Chinese mainland companies can soon invest in Taiwan for the first time in six decades.
The mainland and Taiwan Sunday agreed on the long-awaited move at the third cross-Straits talks between the Association for Relations Across the Taiwan Straits (ARATS) and the Straits Exchange Foundation (SEF).
ARATS, representing the mainland, and the Taiwan-based SEF signed three agreements to replace chartered flights with regular ones, jointly combat crime and boost cooperation in finance.
Taiwan "sincerely welcomes" mainland companies and will expand the field for them gradually, SEF said in a statement. The details of the investment regulations will be "announced in one to two months", SEF Vice-Chairman Kao Koong-lian told a press conference.
Zhang Guanhua, deputy director of the Chinese Academy of Social Sciences' institute of Taiwan studies, said the move is "vital to the realization of direct trade across the Straits".
The central government has been calling for direct cross-Straits links in transport, postal services and trade since 1979, and allowed Taiwan companies to invest on the mainland in the 1980s.
But mainland companies were not allowed to invest in Taiwan. Only the mainland's real estate companies can enter the island's market at present, and that too under strict conditions.
"Since the top negotiators of ARATS and SEF have agreed on the investment issue and Taiwan has promised to take specific measures within two months, mainland companies should be able to invest in the island soon. This will turn the one-way investment process into a two-way affair," Zhang said.
The Taiwan authorities have been trying to boost cross-Straits relations since the end of last year and hope to seek the mainland's cooperation in industrial sectors, including in solar energy, herbal medicine, automobiles and aviation, Zhang said. It's these areas that are likely to be the first to be opened to mainland companies.
"Companies in these areas may have a greater chance of investing in Taiwan since the island authorities are eager to seek cooperation in these fields," Zhang said.
The Taiwan authorities, however, may not allow mainland investment in the island's pillar industries such as semiconductors for the time being, Zhang said.
"Nevertheless, as the cooperation progresses, I believe the scope for mainland companies will widen," he said.
ARATS and SEF signed an agreement yesterday to set up a regulatory framework for financial services firms to invest and do business in each other's markets.

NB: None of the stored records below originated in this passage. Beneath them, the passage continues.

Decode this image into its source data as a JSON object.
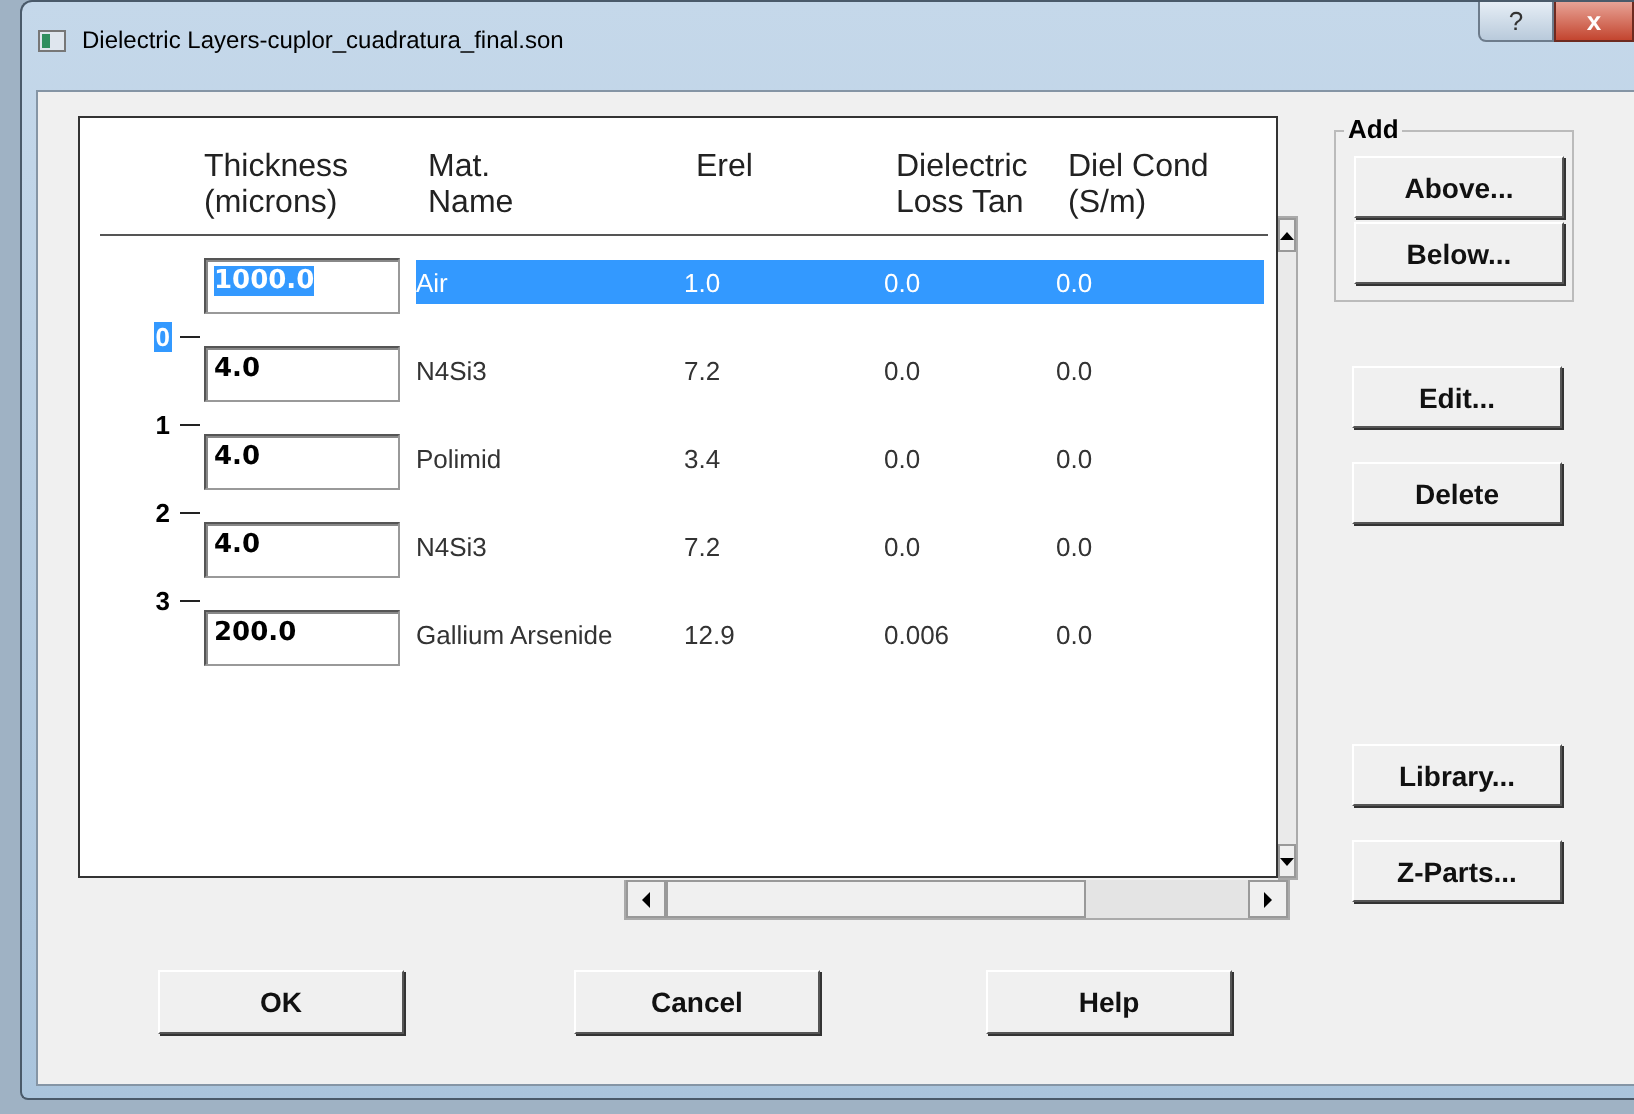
{
  "window": {
    "title": "Dielectric Layers-cuplor_cuadratura_final.son",
    "help_button": "?",
    "close_button": "x"
  },
  "table": {
    "columns": [
      {
        "line1": "Thickness",
        "line2": "(microns)"
      },
      {
        "line1": "Mat.",
        "line2": "Name"
      },
      {
        "line1": "Erel"
      },
      {
        "line1": "Dielectric",
        "line2": "Loss Tan"
      },
      {
        "line1": "Diel Cond",
        "line2": "(S/m)"
      }
    ],
    "layers": [
      {
        "thickness": "1000.0",
        "name": "Air",
        "erel": "1.0",
        "loss_tan": "0.0",
        "cond": "0.0",
        "selected": true,
        "interface": {
          "label": "0",
          "selected": true
        }
      },
      {
        "thickness": "4.0",
        "name": "N4Si3",
        "erel": "7.2",
        "loss_tan": "0.0",
        "cond": "0.0",
        "selected": false,
        "interface": {
          "label": "1",
          "selected": false
        }
      },
      {
        "thickness": "4.0",
        "name": "Polimid",
        "erel": "3.4",
        "loss_tan": "0.0",
        "cond": "0.0",
        "selected": false,
        "interface": {
          "label": "2",
          "selected": false
        }
      },
      {
        "thickness": "4.0",
        "name": "N4Si3",
        "erel": "7.2",
        "loss_tan": "0.0",
        "cond": "0.0",
        "selected": false,
        "interface": {
          "label": "3",
          "selected": false
        }
      },
      {
        "thickness": "200.0",
        "name": "Gallium Arsenide",
        "erel": "12.9",
        "loss_tan": "0.006",
        "cond": "0.0",
        "selected": false
      }
    ]
  },
  "add_group": {
    "title": "Add",
    "buttons": [
      "Above...",
      "Below..."
    ]
  },
  "side_buttons": [
    "Edit...",
    "Delete"
  ],
  "lower_side_buttons": [
    "Library...",
    "Z-Parts..."
  ],
  "buttons": [
    "OK",
    "Cancel",
    "Help"
  ]
}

They agreed to gradually set up a clearing system for the Taiwan dollar and the yuan.
"This will drive new investment in the domestic market and bring strong interest from foreigners as well," Reuters quoted Standard Chartered economist Tony Phoo as having said.
"Even though there's nothing really (unexpected) that came out, it's something positive - something that's been holding back for too long," he said.
High hopes over the deals have supercharged Taiwan's stock market this year, making it the world's best performer after Shanghai.
(China Daily April 27, 2009)